◆ WHAT YOU ARE ASKED TO DO
This exercise calls for retyping every line below exactly, with the images omitted.

◆ SOURCE DATA

=== Section Start ===

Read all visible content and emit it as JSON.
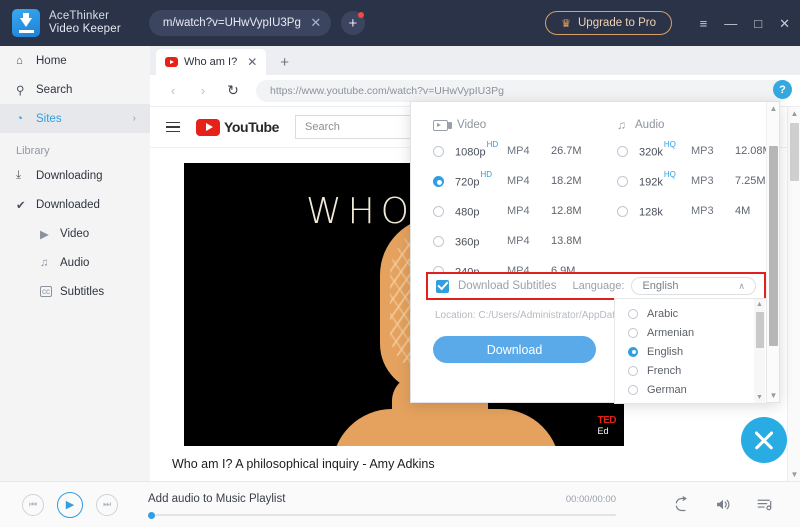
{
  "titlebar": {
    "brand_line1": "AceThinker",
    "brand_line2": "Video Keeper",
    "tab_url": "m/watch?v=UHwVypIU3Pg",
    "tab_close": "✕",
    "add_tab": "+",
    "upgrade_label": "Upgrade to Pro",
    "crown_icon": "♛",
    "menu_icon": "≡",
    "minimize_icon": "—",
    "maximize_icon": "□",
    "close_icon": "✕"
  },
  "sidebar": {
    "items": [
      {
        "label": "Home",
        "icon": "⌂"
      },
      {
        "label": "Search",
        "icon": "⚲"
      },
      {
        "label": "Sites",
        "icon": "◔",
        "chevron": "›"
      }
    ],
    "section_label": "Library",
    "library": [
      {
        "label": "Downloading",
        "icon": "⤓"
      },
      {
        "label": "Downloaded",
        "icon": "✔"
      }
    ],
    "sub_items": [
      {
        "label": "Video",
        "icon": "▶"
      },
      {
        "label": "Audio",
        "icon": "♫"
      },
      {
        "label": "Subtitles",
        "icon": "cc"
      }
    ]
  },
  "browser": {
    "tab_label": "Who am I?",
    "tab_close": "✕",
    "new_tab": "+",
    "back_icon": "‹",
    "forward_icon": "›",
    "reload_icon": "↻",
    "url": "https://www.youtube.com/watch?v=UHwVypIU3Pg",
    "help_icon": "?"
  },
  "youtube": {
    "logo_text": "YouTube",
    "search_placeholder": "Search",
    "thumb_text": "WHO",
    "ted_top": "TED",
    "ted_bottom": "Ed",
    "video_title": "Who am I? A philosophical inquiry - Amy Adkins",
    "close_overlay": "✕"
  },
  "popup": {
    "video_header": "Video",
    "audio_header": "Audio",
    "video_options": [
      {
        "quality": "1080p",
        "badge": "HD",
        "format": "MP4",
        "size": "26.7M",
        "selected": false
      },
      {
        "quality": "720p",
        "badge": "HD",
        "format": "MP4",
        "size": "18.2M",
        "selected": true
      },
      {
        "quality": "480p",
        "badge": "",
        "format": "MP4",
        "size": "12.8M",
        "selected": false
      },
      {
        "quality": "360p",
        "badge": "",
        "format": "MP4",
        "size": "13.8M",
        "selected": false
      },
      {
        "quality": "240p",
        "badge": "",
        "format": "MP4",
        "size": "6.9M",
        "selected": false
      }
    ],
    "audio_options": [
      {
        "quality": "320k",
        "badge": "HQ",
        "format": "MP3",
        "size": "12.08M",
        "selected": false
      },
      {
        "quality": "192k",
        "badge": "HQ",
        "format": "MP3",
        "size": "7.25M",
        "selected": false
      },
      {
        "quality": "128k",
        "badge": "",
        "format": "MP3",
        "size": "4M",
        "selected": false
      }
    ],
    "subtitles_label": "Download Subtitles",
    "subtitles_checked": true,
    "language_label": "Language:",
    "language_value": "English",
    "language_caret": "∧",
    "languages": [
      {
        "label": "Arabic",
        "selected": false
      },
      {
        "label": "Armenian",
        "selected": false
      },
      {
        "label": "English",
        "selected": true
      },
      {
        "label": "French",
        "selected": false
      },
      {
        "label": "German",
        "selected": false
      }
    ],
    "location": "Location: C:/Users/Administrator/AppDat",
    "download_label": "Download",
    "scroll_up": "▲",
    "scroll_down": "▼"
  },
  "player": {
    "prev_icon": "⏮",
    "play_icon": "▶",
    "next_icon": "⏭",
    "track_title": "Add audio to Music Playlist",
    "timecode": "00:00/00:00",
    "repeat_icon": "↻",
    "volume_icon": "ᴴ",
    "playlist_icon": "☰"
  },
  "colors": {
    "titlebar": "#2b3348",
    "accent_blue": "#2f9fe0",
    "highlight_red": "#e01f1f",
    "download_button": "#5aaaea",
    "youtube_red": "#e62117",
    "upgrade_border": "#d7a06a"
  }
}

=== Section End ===

◆ EXERCISE SOLUTION
Read all visible content and emit it as JSON.
{
  "titlebar": {
    "brand_line1": "AceThinker",
    "brand_line2": "Video Keeper",
    "tab_url": "m/watch?v=UHwVypIU3Pg",
    "tab_close": "✕",
    "add_tab": "+",
    "upgrade_label": "Upgrade to Pro",
    "crown_icon": "♛",
    "menu_icon": "≡",
    "minimize_icon": "—",
    "maximize_icon": "□",
    "close_icon": "✕"
  },
  "sidebar": {
    "items": [
      {
        "label": "Home",
        "icon": "⌂"
      },
      {
        "label": "Search",
        "icon": "⚲"
      },
      {
        "label": "Sites",
        "icon": "◔",
        "chevron": "›"
      }
    ],
    "section_label": "Library",
    "library": [
      {
        "label": "Downloading",
        "icon": "⤓"
      },
      {
        "label": "Downloaded",
        "icon": "✔"
      }
    ],
    "sub_items": [
      {
        "label": "Video",
        "icon": "▶"
      },
      {
        "label": "Audio",
        "icon": "♫"
      },
      {
        "label": "Subtitles",
        "icon": "cc"
      }
    ]
  },
  "browser": {
    "tab_label": "Who am I?",
    "tab_close": "✕",
    "new_tab": "+",
    "back_icon": "‹",
    "forward_icon": "›",
    "reload_icon": "↻",
    "url": "https://www.youtube.com/watch?v=UHwVypIU3Pg",
    "help_icon": "?"
  },
  "youtube": {
    "logo_text": "YouTube",
    "search_placeholder": "Search",
    "thumb_text": "WHO",
    "ted_top": "TED",
    "ted_bottom": "Ed",
    "video_title": "Who am I? A philosophical inquiry - Amy Adkins",
    "close_overlay": "✕"
  },
  "popup": {
    "video_header": "Video",
    "audio_header": "Audio",
    "video_options": [
      {
        "quality": "1080p",
        "badge": "HD",
        "format": "MP4",
        "size": "26.7M",
        "selected": false
      },
      {
        "quality": "720p",
        "badge": "HD",
        "format": "MP4",
        "size": "18.2M",
        "selected": true
      },
      {
        "quality": "480p",
        "badge": "",
        "format": "MP4",
        "size": "12.8M",
        "selected": false
      },
      {
        "quality": "360p",
        "badge": "",
        "format": "MP4",
        "size": "13.8M",
        "selected": false
      },
      {
        "quality": "240p",
        "badge": "",
        "format": "MP4",
        "size": "6.9M",
        "selected": false
      }
    ],
    "audio_options": [
      {
        "quality": "320k",
        "badge": "HQ",
        "format": "MP3",
        "size": "12.08M",
        "selected": false
      },
      {
        "quality": "192k",
        "badge": "HQ",
        "format": "MP3",
        "size": "7.25M",
        "selected": false
      },
      {
        "quality": "128k",
        "badge": "",
        "format": "MP3",
        "size": "4M",
        "selected": false
      }
    ],
    "subtitles_label": "Download Subtitles",
    "subtitles_checked": true,
    "language_label": "Language:",
    "language_value": "English",
    "language_caret": "∧",
    "languages": [
      {
        "label": "Arabic",
        "selected": false
      },
      {
        "label": "Armenian",
        "selected": false
      },
      {
        "label": "English",
        "selected": true
      },
      {
        "label": "French",
        "selected": false
      },
      {
        "label": "German",
        "selected": false
      }
    ],
    "location": "Location: C:/Users/Administrator/AppDat",
    "download_label": "Download",
    "scroll_up": "▲",
    "scroll_down": "▼"
  },
  "player": {
    "prev_icon": "⏮",
    "play_icon": "▶",
    "next_icon": "⏭",
    "track_title": "Add audio to Music Playlist",
    "timecode": "00:00/00:00",
    "repeat_icon": "↻",
    "volume_icon": "ᴴ",
    "playlist_icon": "☰"
  },
  "colors": {
    "titlebar": "#2b3348",
    "accent_blue": "#2f9fe0",
    "highlight_red": "#e01f1f",
    "download_button": "#5aaaea",
    "youtube_red": "#e62117",
    "upgrade_border": "#d7a06a"
  }
}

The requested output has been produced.